[Lower of (A) or (E)]
[Lower of (C) or (E)]
Thus, if the disallowance under section 94B is computed with reference to interest paid or payable, then there could be a double disallowance as illustrated above. Further such disallowance exceeds interest that is deductible in the first place. In the alternate approach of computing 94B disallowance with reference to interest deductible, there may not be any double disallowance and disallowance under sections 40(a)(i) and 94B will not overlap.
The above interpretation could also extend to any disallowance that is made under section 92 on account of arms' length determination.
Needless to say, controversies on account of practising the alternate approach cannot be ruled out.
Scope of debt issued by AE
The term debt has been widely defined to include loan, financial instrument, finance lease, finance derivative or any arrangement that give rise to interest. In case of finance lease, the tax treatment is in variation from the treatment in the books of account owing to the Apex Court ruling in the case of ICDS Ltd 350 ITR 527. This could give rise to various issues with regard to identifying the applicability and determining the quantum of disallowance under section 94B, which includes the questions such as
Interplay with tax holiday
Where a company owns an undertaking that is eligible for deduction under section 10AA, it needs to be analysed whether such deduction can be claimed on any disallowance made under section 94B. In this connection, jurisprudence provides 'Profits of Business' for the purpose of ascertaining 10AA deduction would mean profits computed in accordance with provisions of sections 28 to 44D. Based on the above, companies used to claim enhanced deduction for disallowances made.
Given the fact that the disallowance of interest is contemplated under section 94B and not sections 28 to 44D, it may not be possible to claim 10AA deduction on such disallowance.
Interplay with the concept of Place of Effective Management ('POEM')
Section 94B applies where debt is raised from a non-resident AE. The applicability of the section needs to be analysed in a scenario where the said non-resident AE is determined to be a resident in India by virtue of POEM guidelines issued by the Central Board of Direct Taxes.

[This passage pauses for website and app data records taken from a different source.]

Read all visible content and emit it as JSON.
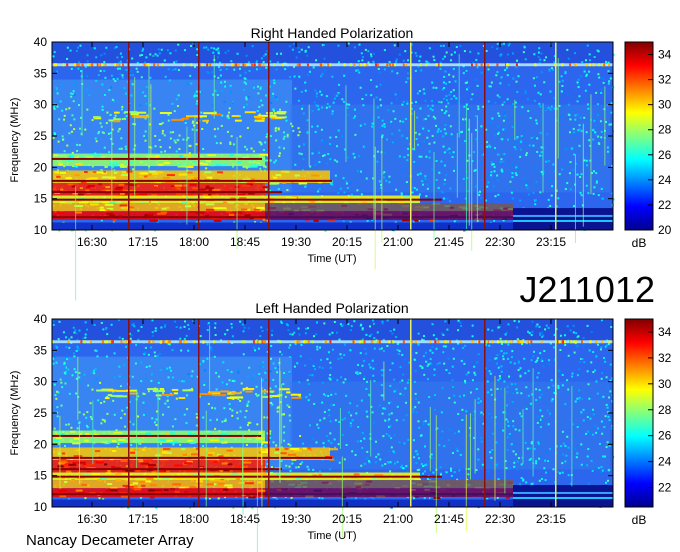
{
  "source_label": "Nancay Decameter Array",
  "date_label": "J211012",
  "chart_data": [
    {
      "type": "heatmap",
      "title": "Right Handed Polarization",
      "xlabel": "Time (UT)",
      "ylabel": "Frequency (MHz)",
      "x_ticks": [
        "16:30",
        "17:15",
        "18:00",
        "18:45",
        "19:30",
        "20:15",
        "21:00",
        "21:45",
        "22:30",
        "23:15"
      ],
      "y_ticks": [
        10,
        15,
        20,
        25,
        30,
        35,
        40
      ],
      "ylim": [
        10,
        40
      ],
      "colorbar": {
        "label": "dB",
        "ticks": [
          20,
          22,
          24,
          26,
          28,
          30,
          32,
          34
        ],
        "range": [
          20,
          35
        ]
      }
    },
    {
      "type": "heatmap",
      "title": "Left Handed Polarization",
      "xlabel": "Time (UT)",
      "ylabel": "Frequency (MHz)",
      "x_ticks": [
        "16:30",
        "17:15",
        "18:00",
        "18:45",
        "19:30",
        "20:15",
        "21:00",
        "21:45",
        "22:30",
        "23:15"
      ],
      "y_ticks": [
        10,
        15,
        20,
        25,
        30,
        35,
        40
      ],
      "ylim": [
        10,
        40
      ],
      "colorbar": {
        "label": "dB",
        "ticks": [
          22,
          24,
          26,
          28,
          30,
          32,
          34
        ],
        "range": [
          20.5,
          35
        ]
      }
    }
  ]
}
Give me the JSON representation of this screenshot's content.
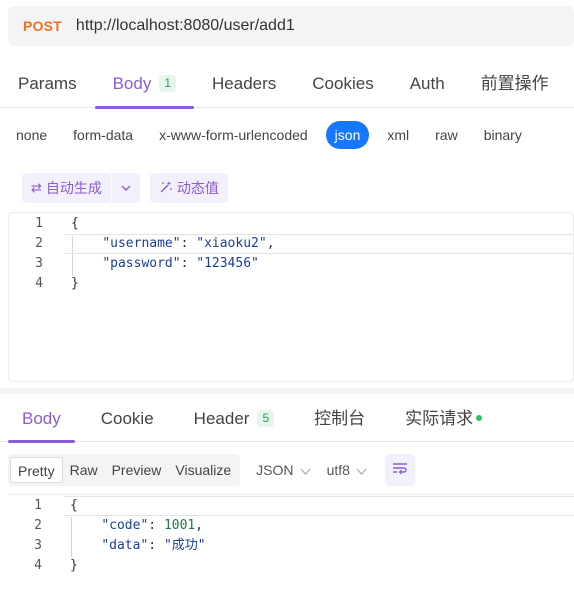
{
  "request": {
    "method": "POST",
    "url": "http://localhost:8080/user/add1"
  },
  "request_tabs": [
    {
      "label": "Params"
    },
    {
      "label": "Body",
      "badge": "1"
    },
    {
      "label": "Headers"
    },
    {
      "label": "Cookies"
    },
    {
      "label": "Auth"
    },
    {
      "label": "前置操作"
    }
  ],
  "body_types": [
    "none",
    "form-data",
    "x-www-form-urlencoded",
    "json",
    "xml",
    "raw",
    "binary"
  ],
  "body_type_selected": "json",
  "toolbar": {
    "auto_generate": "自动生成",
    "dynamic_value": "动态值"
  },
  "request_body": {
    "line_numbers": [
      "1",
      "2",
      "3",
      "4"
    ],
    "l1": "{",
    "username_key": "\"username\"",
    "username_value": "\"xiaoku2\"",
    "password_key": "\"password\"",
    "password_value": "\"123456\"",
    "l4": "}"
  },
  "response_tabs": [
    {
      "label": "Body"
    },
    {
      "label": "Cookie"
    },
    {
      "label": "Header",
      "badge": "5"
    },
    {
      "label": "控制台"
    },
    {
      "label": "实际请求"
    }
  ],
  "view_modes": [
    "Pretty",
    "Raw",
    "Preview",
    "Visualize"
  ],
  "format_select": "JSON",
  "encoding_select": "utf8",
  "response_body": {
    "line_numbers": [
      "1",
      "2",
      "3",
      "4"
    ],
    "l1": "{",
    "code_key": "\"code\"",
    "code_value": "1001",
    "data_key": "\"data\"",
    "data_value": "\"成功\"",
    "l4": "}"
  },
  "colors": {
    "accent": "#8a5cd6",
    "method": "#f2711c",
    "json_selected": "#1677ff",
    "badge_green": "#2e9e58"
  },
  "icons": {
    "auto_generate": "refresh-icon",
    "dynamic_value": "magic-wand-icon",
    "wrap": "wrap-lines-icon"
  }
}
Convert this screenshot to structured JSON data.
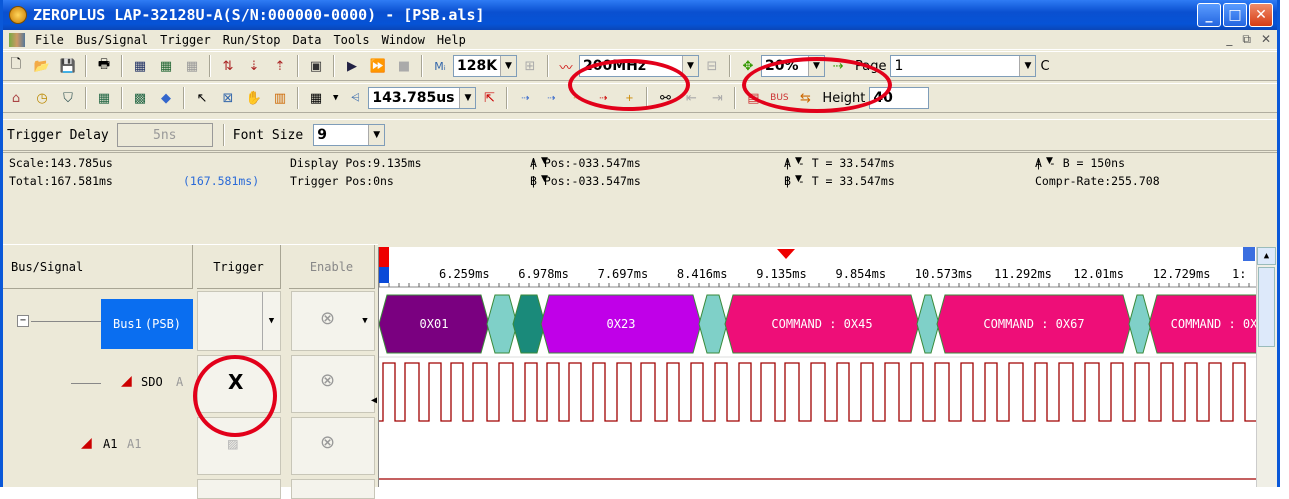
{
  "window": {
    "title": "ZEROPLUS LAP-32128U-A(S/N:000000-0000) - [PSB.als]"
  },
  "menu": [
    "File",
    "Bus/Signal",
    "Trigger",
    "Run/Stop",
    "Data",
    "Tools",
    "Window",
    "Help"
  ],
  "toolbar1": {
    "memory": "128K",
    "sample_rate": "200MHz",
    "zoom": "20%",
    "page_label": "Page",
    "page_value": "1",
    "cut_letter": "C"
  },
  "toolbar2": {
    "scale": "143.785us",
    "height_label": "Height",
    "height_value": "40"
  },
  "toolbar3": {
    "trigger_delay_label": "Trigger Delay",
    "trigger_delay_value": "5ns",
    "font_size_label": "Font Size",
    "font_size_value": "9"
  },
  "info": {
    "scale": "Scale:143.785us",
    "total": "Total:167.581ms",
    "total_paren": "(167.581ms)",
    "display_pos": "Display Pos:9.135ms",
    "trigger_pos": "Trigger Pos:0ns",
    "a_pos": "A Pos:-033.547ms",
    "b_pos": "B Pos:-033.547ms",
    "a_t": "A - T = 33.547ms",
    "b_t": "B - T = 33.547ms",
    "a_b": "A - B = 150ns",
    "compr_rate": "Compr-Rate:255.708"
  },
  "columns": {
    "bus_signal": "Bus/Signal",
    "trigger": "Trigger",
    "enable": "Enable"
  },
  "signals": [
    {
      "name": "Bus1",
      "suffix": "(PSB)"
    },
    {
      "name": "SDO",
      "suffix": "A"
    },
    {
      "name": "A1",
      "suffix": "A1"
    }
  ],
  "timeline": [
    "6.259ms",
    "6.978ms",
    "7.697ms",
    "8.416ms",
    "9.135ms",
    "9.854ms",
    "10.573ms",
    "11.292ms",
    "12.01ms",
    "12.729ms",
    "1:"
  ],
  "bus_segments": [
    "0X01",
    "0X23",
    "COMMAND : 0X45",
    "COMMAND : 0X67",
    "COMMAND : 0X"
  ],
  "colors": {
    "title_blue": "#0a50d0",
    "bus_purple": "#7a0080",
    "bus_magenta": "#c000e8",
    "bus_pink": "#ee0e78",
    "bus_teal": "#7fd0c8",
    "signal_red": "#a00000",
    "annotation_red": "#e2001a"
  }
}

Interplay with General Anti Avoidance Rules ("GAAR")
The provisions of Chapter X-A of the Act relating to GAAR will come into force from April 1, 2017. CBDT circular no 7/2017 clarifying the implementation of GAAR provisions indicates that the GAAR and Specific Anti-Avoidance Rules ['SAAR'] may coexist and are applicable, as may be necessary in facts and circumstances of the case. A good example of this would be application of GAAR provisions and section 94B which is a SAAR to a transaction.
It is to be noted that section 94B does not presuppose the existence of tax avoidance motive on the part of the assessee. In other words, section 94B would apply, regardless of the rationale behind raising debt. On the other hand, GAAR provisions would apply where the main purpose of an arrangement is tax benefit. Thus, the tax authorities could recharacterise debt as equity using GAAR provisions, notwithstanding that interest paid on debt raised from AE has been subject to disallowance under section 94B.
Anti-avoidance provisions introduced in the recent past contained grandfathering clause(s) to protect existing structures/arrangements. However, section 94B does not grandfather debt raised before its introduction. This could impact the business plans made in the past, adversely affecting cash flows and tax costs companies.
Additionally, unlike BEPS 4, which advocates exclusion of loans to fund public benefit projects, section 94B does not take cognizance of sectors [especially infrastructure] that are conventionally geared. This provision could impact the cost of infrastructure projects and affect competitiveness of multinational groups interested to support the Make in India initiative in various projects – smart cities, metro projects, port development, etc.
Apex Court in S. Sundaram Pillai v. V. R. Pattabiraman 1985 AIR 582.